In a recent post I invited agonizing Anglicans to consider again the claims of the Catholic Church, and to climb aboard the great cruise ship Queen Mary (Captain Peter at the helm) rather than their own lifeboat solution.
David Gustafson is the old friend (and very smart guy) with whom I wrote Mary–A Catholic Evangelical DebateDavid happens to be a member of the vestry at the Falls Church–one of the Episcopal Churches in suburban Washington DC who have recently voted to pull out of their Episcopal Diocese.
The clergy at Falls Church were offered a similar invitation by a fellow Catholic, and one of their number, Revd Nicholas Lubelfeld, gave a gracious reply. Mr. Lubelfeld referred his potential host to an answer given some time ago by the more well known Anglican pictured here.
The correspondence follows:
From: [A Roman Catholic]
Sent: Sunday, December 17, 2006 8:54 PM
To: John Yates; Rick Wright; Nicholas Lubelfeld; David Glade
Subject: Greetings from —
Good Evening Gentlemen,
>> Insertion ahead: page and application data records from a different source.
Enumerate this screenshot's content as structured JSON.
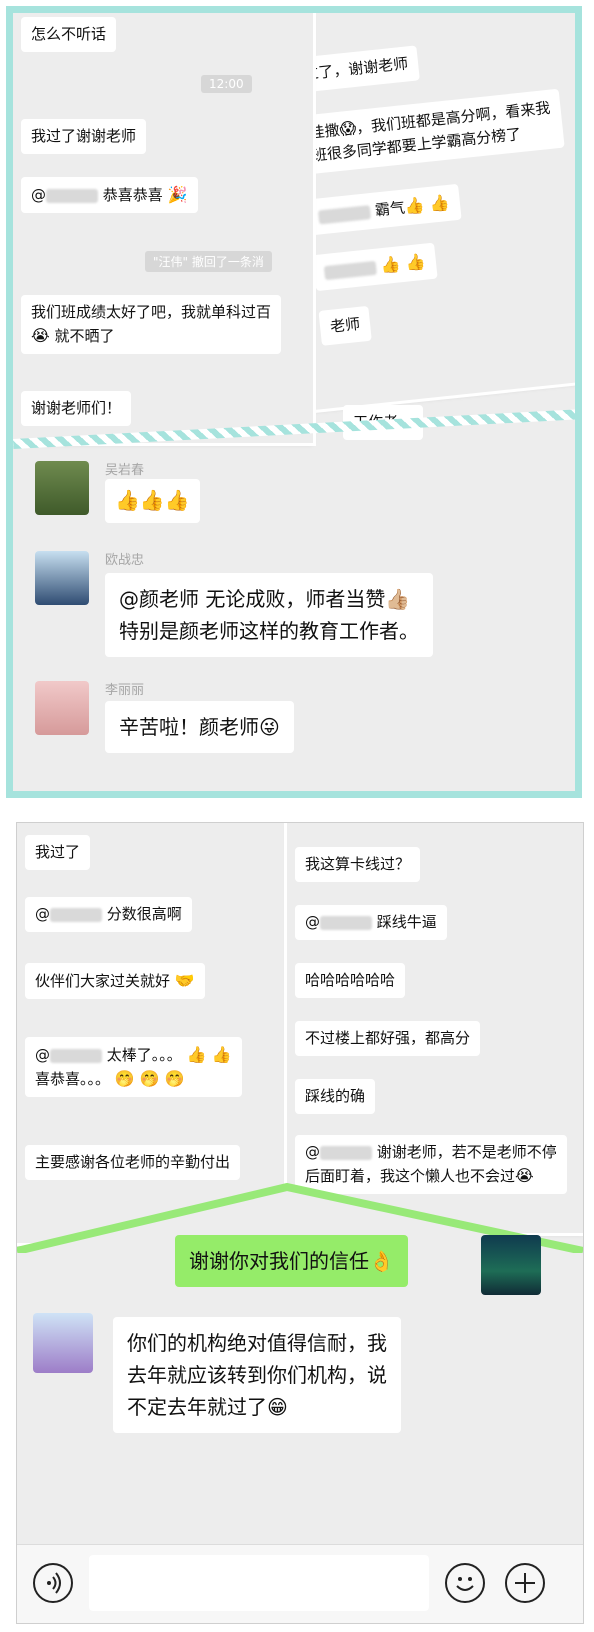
{
  "top_collage": {
    "left_shot": {
      "messages": [
        {
          "text": "怎么不听话"
        },
        {
          "text": "12:00",
          "kind": "time"
        },
        {
          "text": "我过了谢谢老师"
        },
        {
          "text": "恭喜恭喜",
          "prefix": "@",
          "emoji": "🎉"
        },
        {
          "text": "\"汪伟\" 撤回了一条消",
          "kind": "system"
        },
        {
          "text": "我们班成绩太好了吧，我就单科过百"
        },
        {
          "text": "就不晒了",
          "emoji": "😭"
        },
        {
          "text": "谢谢老师们！"
        }
      ]
    },
    "right_shot": {
      "messages": [
        {
          "text": "过了，谢谢老师"
        },
        {
          "text": "哇撒",
          "emoji": "😱"
        },
        {
          "text": "，我们班都是高分啊，看来我"
        },
        {
          "text": "班很多同学都要上学霸高分榜了"
        },
        {
          "text": "霸气",
          "emoji": "👍 👍"
        },
        {
          "text": "👍 👍"
        },
        {
          "text": "老师"
        },
        {
          "text": "工作者。"
        }
      ]
    },
    "chat": [
      {
        "nick": "吴岩春",
        "text": "👍👍👍"
      },
      {
        "nick": "欧战忠",
        "line1": "@颜老师  无论成败，师者当赞👍🏼",
        "line2": "特别是颜老师这样的教育工作者。"
      },
      {
        "nick": "李丽丽",
        "text": "辛苦啦！颜老师😜"
      }
    ]
  },
  "bottom_collage": {
    "left_shot": {
      "messages": [
        {
          "text": "我过了"
        },
        {
          "text": "分数很高啊",
          "prefix": "@"
        },
        {
          "text": "伙伴们大家过关就好",
          "emoji": "🤝"
        },
        {
          "text": "太棒了。。。",
          "prefix": "@",
          "emoji": "👍 👍"
        },
        {
          "text": "喜恭喜。。。",
          "emoji": "🤭 🤭 🤭"
        },
        {
          "text": "主要感谢各位老师的辛勤付出"
        }
      ]
    },
    "right_shot": {
      "messages": [
        {
          "text": "我这算卡线过？"
        },
        {
          "text": "踩线",
          "prefix": "@",
          "suffix": "牛逼"
        },
        {
          "text": "哈哈哈哈哈哈"
        },
        {
          "text": "不过楼上都好强，都高分"
        },
        {
          "text": "踩线的确"
        },
        {
          "text": "谢谢老师，若不是老师不停",
          "prefix": "@"
        },
        {
          "text": "后面盯着，我这个懒人也不会过",
          "emoji": "😭"
        }
      ]
    },
    "chat": {
      "sent": "谢谢你对我们的信任👌",
      "received_lines": [
        "你们的机构绝对值得信耐，我",
        "去年就应该转到你们机构，说",
        "不定去年就过了😁"
      ]
    },
    "input_bar": {
      "voice_icon": "voice-icon",
      "emoji_icon": "emoji-icon",
      "plus_icon": "plus-icon"
    }
  }
}
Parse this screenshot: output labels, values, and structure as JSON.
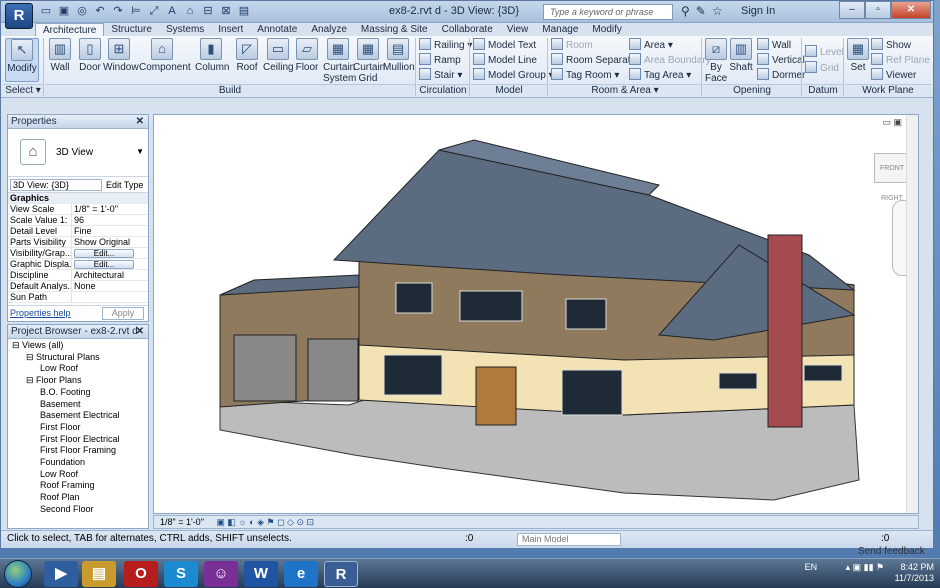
{
  "window": {
    "title": "ex8-2.rvt d - 3D View: {3D}",
    "search_placeholder": "Type a keyword or phrase",
    "signin": "Sign In"
  },
  "tabs": [
    "Architecture",
    "Structure",
    "Systems",
    "Insert",
    "Annotate",
    "Analyze",
    "Massing & Site",
    "Collaborate",
    "View",
    "Manage",
    "Modify"
  ],
  "ribbon": {
    "select": {
      "modify": "Modify",
      "select": "Select ▾"
    },
    "build": {
      "label": "Build",
      "items": [
        "Wall",
        "Door",
        "Window",
        "Component",
        "Column",
        "Roof",
        "Ceiling",
        "Floor",
        "Curtain System",
        "Curtain Grid",
        "Mullion"
      ]
    },
    "circulation": {
      "label": "Circulation",
      "items": [
        "Railing ▾",
        "Ramp",
        "Stair ▾"
      ]
    },
    "model": {
      "label": "Model",
      "items": [
        "Model Text",
        "Model Line",
        "Model Group ▾"
      ]
    },
    "room_area": {
      "label": "Room & Area ▾",
      "items": [
        "Room",
        "Room Separator",
        "Tag Room ▾",
        "Area ▾",
        "Area Boundary",
        "Tag Area ▾"
      ]
    },
    "opening": {
      "label": "Opening",
      "items": [
        "By Face",
        "Shaft",
        "Wall",
        "Vertical",
        "Dormer"
      ]
    },
    "datum": {
      "label": "Datum",
      "items": [
        "Level",
        "Grid"
      ]
    },
    "workplane": {
      "label": "Work Plane",
      "items": [
        "Set",
        "Show",
        "Ref Plane",
        "Viewer"
      ]
    }
  },
  "properties": {
    "title": "Properties",
    "type_name": "3D View",
    "selector": "3D View: {3D}",
    "edit_type": "Edit Type",
    "section": "Graphics",
    "rows": [
      {
        "k": "View Scale",
        "v": "1/8\" = 1'-0\""
      },
      {
        "k": "Scale Value  1:",
        "v": "96"
      },
      {
        "k": "Detail Level",
        "v": "Fine"
      },
      {
        "k": "Parts Visibility",
        "v": "Show Original"
      },
      {
        "k": "Visibility/Grap...",
        "v": "Edit..."
      },
      {
        "k": "Graphic Displa...",
        "v": "Edit..."
      },
      {
        "k": "Discipline",
        "v": "Architectural"
      },
      {
        "k": "Default Analys...",
        "v": "None"
      },
      {
        "k": "Sun Path",
        "v": ""
      }
    ],
    "help": "Properties help",
    "apply": "Apply"
  },
  "browser": {
    "title": "Project Browser - ex8-2.rvt d",
    "items": [
      "Views (all)",
      "Structural Plans",
      "Low Roof",
      "Floor Plans",
      "B.O. Footing",
      "Basement",
      "Basement Electrical",
      "First Floor",
      "First Floor Electrical",
      "First Floor Framing",
      "Foundation",
      "Low Roof",
      "Roof Framing",
      "Roof Plan",
      "Second Floor"
    ]
  },
  "view": {
    "cube_front": "FRONT",
    "cube_right": "RIGHT",
    "scale": "1/8\" = 1'-0\""
  },
  "status": {
    "text": "Click to select, TAB for alternates, CTRL adds, SHIFT unselects.",
    "zero": ":0",
    "model": "Main Model",
    "filter": ":0"
  },
  "feedback": "Send feedback",
  "tray": {
    "lang": "EN",
    "time": "8:42 PM",
    "date": "11/7/2013"
  }
}
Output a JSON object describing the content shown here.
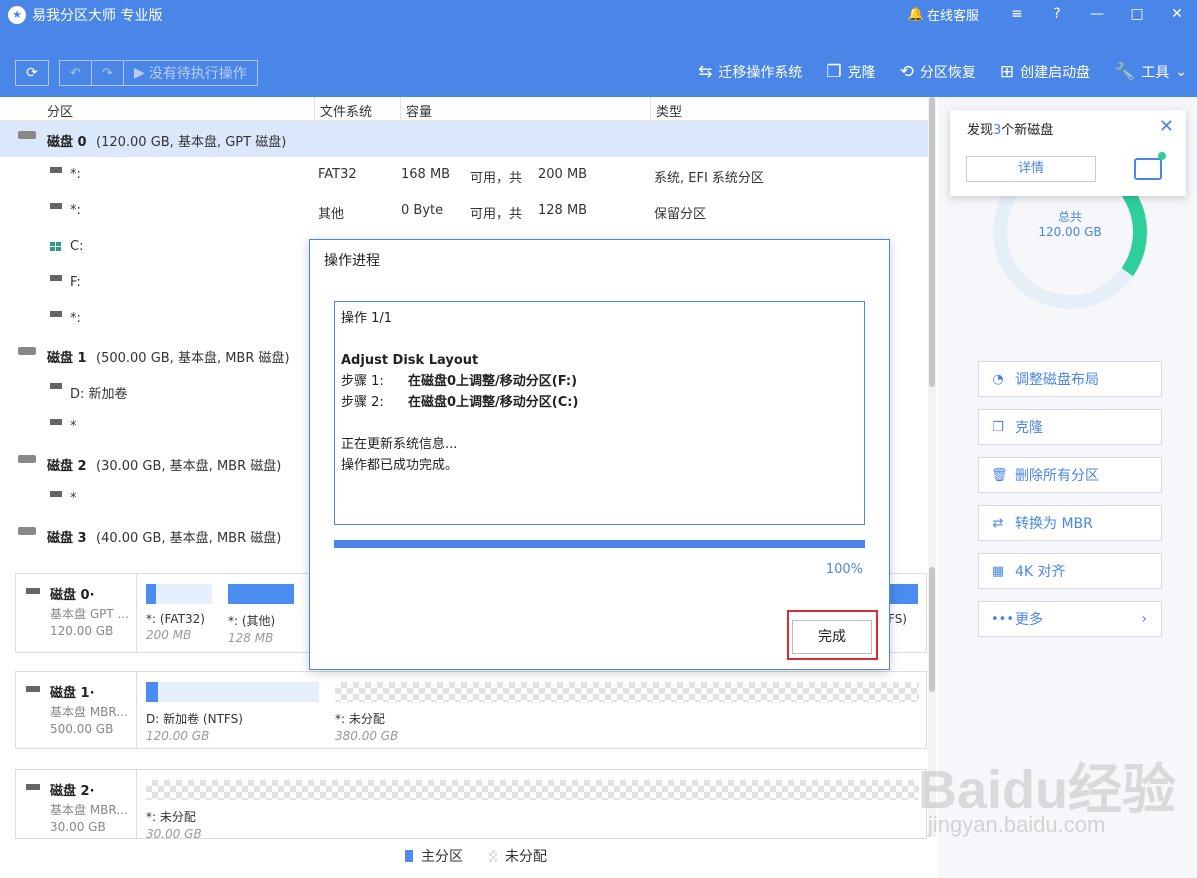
{
  "app": {
    "title": "易我分区大师 专业版",
    "service": "在线客服",
    "win": {
      "menu": "≡",
      "help": "?",
      "min": "—",
      "max": "□",
      "close": "✕"
    }
  },
  "toolbar": {
    "pending": "没有待执行操作",
    "actions": [
      {
        "label": "迁移操作系统",
        "icon": "migrate-icon"
      },
      {
        "label": "克隆",
        "icon": "clone-icon"
      },
      {
        "label": "分区恢复",
        "icon": "recovery-icon"
      },
      {
        "label": "创建启动盘",
        "icon": "windows-icon"
      },
      {
        "label": "工具",
        "icon": "wrench-icon"
      }
    ]
  },
  "list": {
    "headers": [
      "分区",
      "文件系统",
      "容量",
      "类型"
    ],
    "rows": [
      {
        "kind": "disk",
        "name": "磁盘 0",
        "detail": "(120.00 GB, 基本盘, GPT 磁盘)",
        "selected": true
      },
      {
        "kind": "part",
        "name": "*:",
        "fs": "FAT32",
        "used": "168 MB",
        "mid": "可用，共",
        "total": "200 MB",
        "type": "系统, EFI 系统分区"
      },
      {
        "kind": "part",
        "name": "*:",
        "fs": "其他",
        "used": "0 Byte",
        "mid": "可用，共",
        "total": "128 MB",
        "type": "保留分区"
      },
      {
        "kind": "part",
        "name": "C:",
        "win": true
      },
      {
        "kind": "part",
        "name": "F:"
      },
      {
        "kind": "part",
        "name": "*:"
      },
      {
        "kind": "disk",
        "name": "磁盘 1",
        "detail": "(500.00 GB, 基本盘, MBR 磁盘)"
      },
      {
        "kind": "part",
        "name": "D: 新加卷"
      },
      {
        "kind": "part",
        "name": "*"
      },
      {
        "kind": "disk",
        "name": "磁盘 2",
        "detail": "(30.00 GB, 基本盘, MBR 磁盘)"
      },
      {
        "kind": "part",
        "name": "*"
      },
      {
        "kind": "disk",
        "name": "磁盘 3",
        "detail": "(40.00 GB, 基本盘, MBR 磁盘)"
      }
    ]
  },
  "maps": [
    {
      "name": "磁盘 0·",
      "type": "基本盘 GPT ...",
      "size": "120.00 GB",
      "segs": [
        {
          "label": "*:  (FAT32)",
          "size": "200 MB",
          "fill": 0.15
        },
        {
          "label": "*:  (其他)",
          "size": "128 MB",
          "fill": 1.0
        }
      ],
      "tail": "FS)"
    },
    {
      "name": "磁盘 1·",
      "type": "基本盘 MBR...",
      "size": "500.00 GB",
      "segs": [
        {
          "label": "D: 新加卷 (NTFS)",
          "size": "120.00 GB",
          "fill": 0.07
        },
        {
          "label": "*: 未分配",
          "size": "380.00 GB",
          "unalloc": true
        }
      ]
    },
    {
      "name": "磁盘 2·",
      "type": "基本盘 MBR...",
      "size": "30.00 GB",
      "segs": [
        {
          "label": "*: 未分配",
          "size": "30.00 GB",
          "unalloc": true
        }
      ]
    }
  ],
  "legend": {
    "primary": "主分区",
    "unalloc": "未分配",
    "primary_color": "#4a8cf0"
  },
  "notice": {
    "prefix": "发现",
    "count": "3",
    "suffix": "个新磁盘",
    "details": "详情"
  },
  "donut": {
    "label": "总共",
    "value": "120.00 GB"
  },
  "right_actions": [
    {
      "label": "调整磁盘布局",
      "icon": "layout-icon",
      "glyph": "◔"
    },
    {
      "label": "克隆",
      "icon": "clone-icon",
      "glyph": "❐"
    },
    {
      "label": "删除所有分区",
      "icon": "trash-icon",
      "glyph": "🗑"
    },
    {
      "label": "转换为 MBR",
      "icon": "convert-icon",
      "glyph": "⇄"
    },
    {
      "label": "4K 对齐",
      "icon": "align-4k-icon",
      "glyph": "▦"
    },
    {
      "label": "更多",
      "icon": "more-icon",
      "glyph": "•••",
      "chevron": "›"
    }
  ],
  "dialog": {
    "title": "操作进程",
    "op": "操作 1/1",
    "heading": "Adjust Disk Layout",
    "steps": [
      {
        "k": "步骤 1:",
        "v": "在磁盘0上调整/移动分区(F:)"
      },
      {
        "k": "步骤 2:",
        "v": "在磁盘0上调整/移动分区(C:)"
      }
    ],
    "msg1": "正在更新系统信息...",
    "msg2": "操作都已成功完成。",
    "progress": 1.0,
    "percent": "100%",
    "done": "完成"
  },
  "watermark": {
    "main": "Baidu经验",
    "sub": "jingyan.baidu.com"
  }
}
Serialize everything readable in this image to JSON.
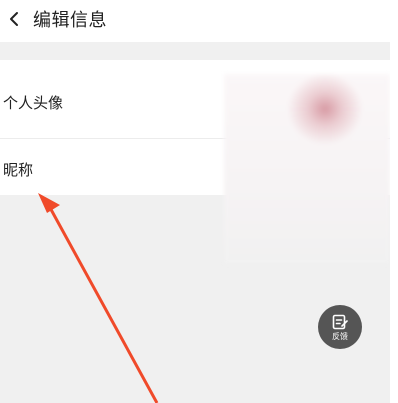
{
  "header": {
    "title": "编辑信息",
    "back_icon": "chevron-left-icon"
  },
  "settings": {
    "rows": [
      {
        "label": "个人头像"
      },
      {
        "label": "昵称"
      }
    ]
  },
  "fab": {
    "label": "反馈",
    "icon": "feedback-edit-icon",
    "color": "#555555"
  },
  "annotation": {
    "color": "#f04a2a",
    "icon": "red-arrow-icon"
  }
}
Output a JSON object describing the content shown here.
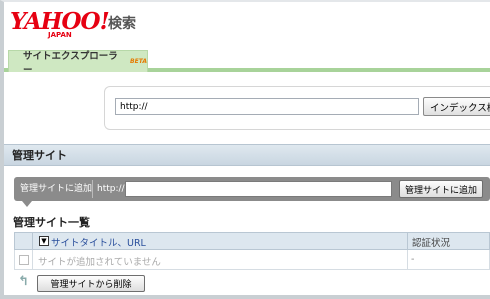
{
  "header": {
    "logo_text": "YAHOO!",
    "logo_sub": "JAPAN",
    "search_label": "検索",
    "tab_label": "サイトエクスプローラー",
    "tab_badge": "BETA",
    "brand_color": "#e60012"
  },
  "search": {
    "url_value": "http://",
    "index_button": "インデックス検索"
  },
  "managed": {
    "section_title": "管理サイト",
    "add_label": "管理サイトに追加",
    "http_prefix": "http://",
    "add_input_value": "",
    "add_button": "管理サイトに追加"
  },
  "site_list": {
    "title": "管理サイト一覧",
    "columns": [
      "サイトタイトル、URL",
      "認証状況"
    ],
    "sort_icon": "sort-down-icon",
    "rows": [
      {
        "title": "サイトが追加されていません",
        "status": "-"
      }
    ],
    "delete_button": "管理サイトから削除"
  }
}
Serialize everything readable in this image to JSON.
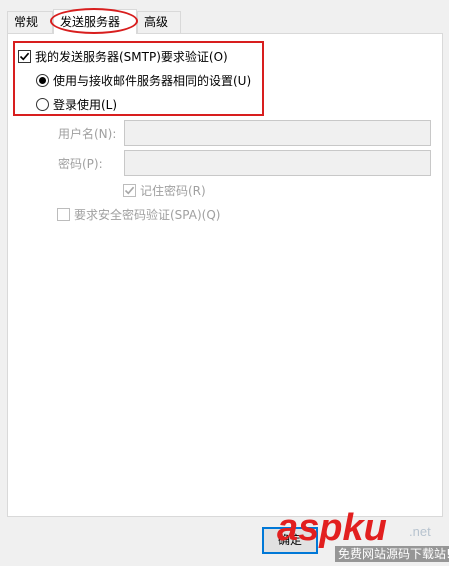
{
  "tabs": [
    {
      "label": "常规"
    },
    {
      "label": "发送服务器",
      "selected": true
    },
    {
      "label": "高级"
    }
  ],
  "auth": {
    "require_label": "我的发送服务器(SMTP)要求验证(O)",
    "require_checked": true,
    "same_settings_label": "使用与接收邮件服务器相同的设置(U)",
    "same_settings_selected": true,
    "login_label": "登录使用(L)",
    "login_selected": false
  },
  "credentials": {
    "username_label": "用户名(N):",
    "username_value": "",
    "password_label": "密码(P):",
    "password_value": "",
    "remember_label": "记住密码(R)",
    "remember_checked": true,
    "spa_label": "要求安全密码验证(SPA)(Q)",
    "spa_checked": false
  },
  "footer": {
    "button_label": "确定"
  },
  "watermark": {
    "main_asp": "asp",
    "main_ku": "ku",
    "net": ".net",
    "sub": "免费网站源码下载站!"
  },
  "colors": {
    "highlight": "#d81e1e",
    "focus": "#0078d7",
    "disabled_text": "#a0a0a0"
  }
}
We have not had the pleasure of meeting, so please allow me to introduce myself. My name is — and I’m an army Major from –. I sat down this evening after a very arduous week working here in –, and I could not help noticing the news articles regarding your churches making a difficult and very significant decision.
I have just returned from Sunday evening mass myself and felt compelled to write you this short note. One of my heros (yes at 35, I still have them) is a certain Fr. John Corapi. You may not have heard of him; however, I would strongly recommend you check out his story. (cf www.fathercorapi.com/) His story is an absolutely amazing tale of Gods incredible grace. A constant theme of his talks is how evil introduces itself under the guise of “the good”. I for one commend you for not falling for this all too common deception. I see the extreme of this deception every day at our camps and the incredible hatred of anything “infidel.”
With this said, may I suggest one thing (outside of constant prayer). Your courageous stance has made a wonderful statement against this attack on Christians everywhere. Jesus prayed “that all may be one” and I humbly suggest that we take this opportunity to make a step in this direction. It is a most radical suggestion, but i will make it anyway … take this opportunity to lead yourselves and your congregation home to the Catholic Church. Despite individual weakness and somtimes poor leadership, the rock of Peter still exists today and still stands against these continious attacks.
As you consider this (hopefully more then a few seconds 😉 ) you may want to check out those of similar experience. Scott Hahn is a outstanding example and has written several books. You may find his book “Rome Sweet Home” of use.
As you continue this struggle, be assured of my prayers and solidarity (gotta love those John Paul II phrases … I call them JP II-isms) now and in the future. God bless you in your work and should you wish to discuss further, I would be happy to avail myself.
From: Nicholas Lubelfeld
Subject: RE: Greetings from —
Date: Mon, 18 Dec 2006 00:50:46 -0500
Many thanks for your kind email of encouragement and invitation. The assurance of your prayers and solidarity is encouraging, and your suggestion that we lead ourselves and our flock home to the Catholic Church is, given your heartfelt conviction, generous.
I welcome the encouragement but am unable at present to accept your invitation. In view of my opinion that I am already at home as a catholic I can however pray for that unity in faith, order, and mission of this little reformed catholic Church with your great Roman Catholic Church for which our Lord prayed and which he alone can accomplish.
Please remember us in your prayers for the same.
May 9, 1945
Dear Mr. Stebbins,
My position about the Churches can best be made plain by an imaginary example. Suppose I want to find out the correct interpretation of Plato’s teaching. What I am most confident in accepting is that interpretation which is common to all the Platonists down all the centuries: What Aristotle and the Renaissance scholars and Paul Elmer More agree on I take to be true Platonism. Any purely modern views which claim to have discovered for the first time what Plato meant, and say that everyone from Aristotle down has misunderstood him, I reject out of hand. But there is something else I would also reject. If there were an ancient Platonic Society still existing at Athens and claiming to be the exclusive trustees of Plato’s meaning, I should approach them with great respect. But if I found that their teaching was in many ways curiously unlike his actual text and unlike what ancient interpreters said, and in some cases could not be traced back to within 1,000 years of his time, I should reject their exclusive claims — while ready, of course, to take any particular thing they taught on its merits.